Student loans are available in a wide variety of types, with the most common being Stafford loans and Parent PLUS loans. If you ever go to school out of state or at a college with really high tuition, you may be offered a private student loan. Typically a private student loan is offered when your scholarships, grants, and other student loans do not cover your full tuition.
My Experience With Private Student Loans in College
I attended college out of state and did not have enough to cover the out-of-state tuition when I was earning my undergraduate degree. Since I did not have a parent that would take on a Parent PLUS loan, my college financial aid office offered me a private student loan, which was called a Signature Student loan. I was told that the interest rate would be variable and that it would be higher than the Stafford loans. Faced with the possibility of having to quit school, I took the Signature Student loan that semester, and the next two as well.
I wish someone had warned me against those private student loans. Their higher interest rate is not the only bad part about them.
Private Student Loan Interest Rates and Consolidation
As of January 2011, the current rate on my private student loans is 9.5% while my consolidated Stafford loans are 2.65%. I attempted to consolidate my private student loans a few years ago with no success. Apparently it can be done, but only if you have a top tier credit score and pay a fee for the consolidation.
Overall, you end up paying a LOT more in the long run for your private loans. And honestly, they were just not worth it. It would have been better for me to only go to school part time and take longer to get my degree instead of going full time and having to take out these extra loans.
No Deferment for Private Student Loans
When I started graduate school, I expected my private loans to go into in-school deferment like my other student loans. They did not. When I called Sallie Mae about this “error” I was informed that I could pay a fee, which was around $200 if I recall correctly, to temporarily stop the payments but that there was no in-school deferment for these loans.
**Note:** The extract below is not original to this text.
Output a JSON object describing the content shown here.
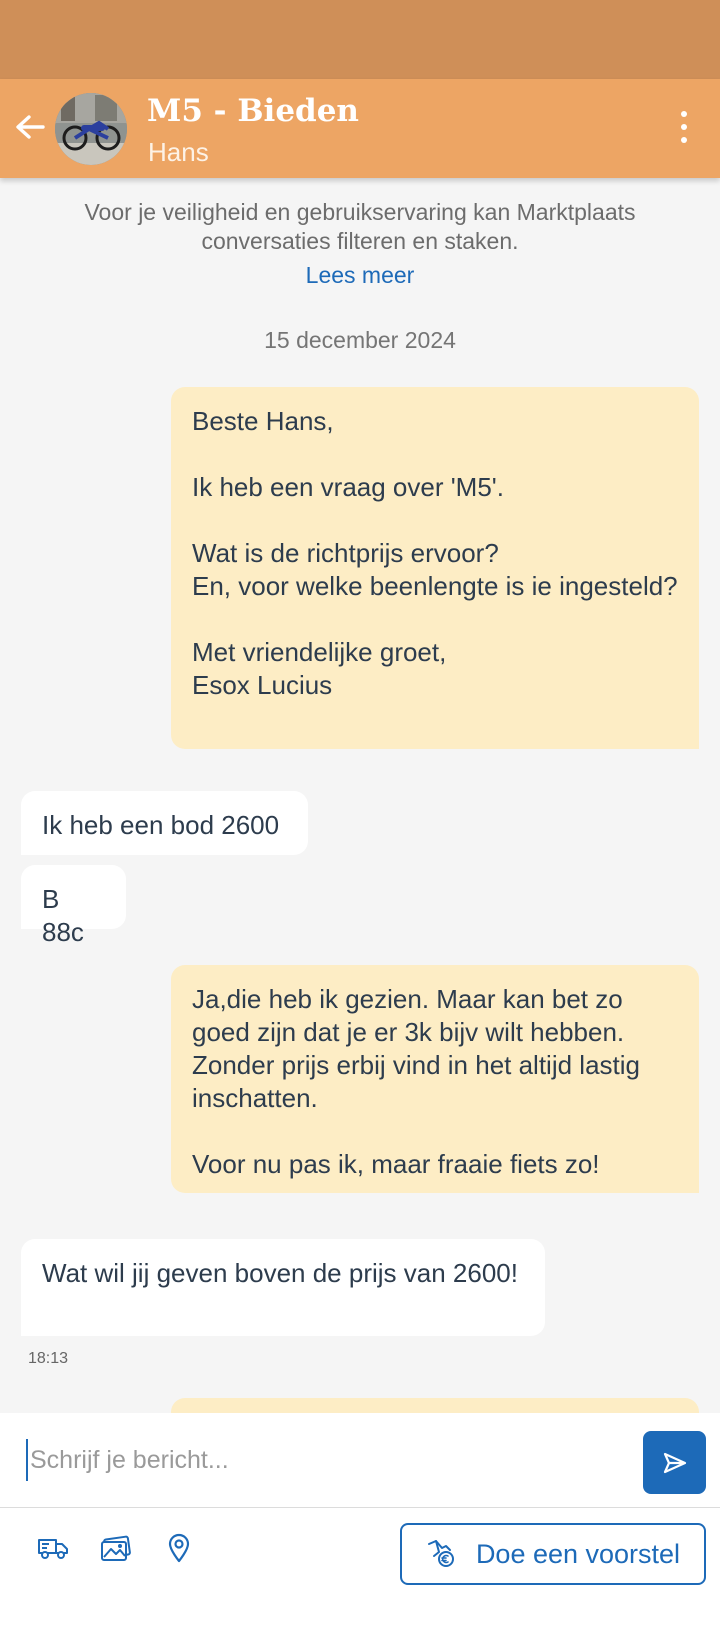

I also cannot change the payment plan, get a hardship deferment or forbearance or get a temporary stop in payment for being unemployed. All of these things can be done with my Stafford loans. In fact, the only positive to private student loans is that you can get rid of them in a bankruptcy, if you are unfortunate enough to find yourself in that type of financial situation. With Stafford loans, you cannot get rid of them in a bankruptcy.
Avoid Private Student Loans If You Can
If you are ever offered a private student loan by your college financial aid office, do what I should have done – get an extra job to pay your tuition, even if you have to go to school half-time or put it off for a semester. Otherwise, you'll be like me – watching your student loan interest rate and hoping that it stays below 10%.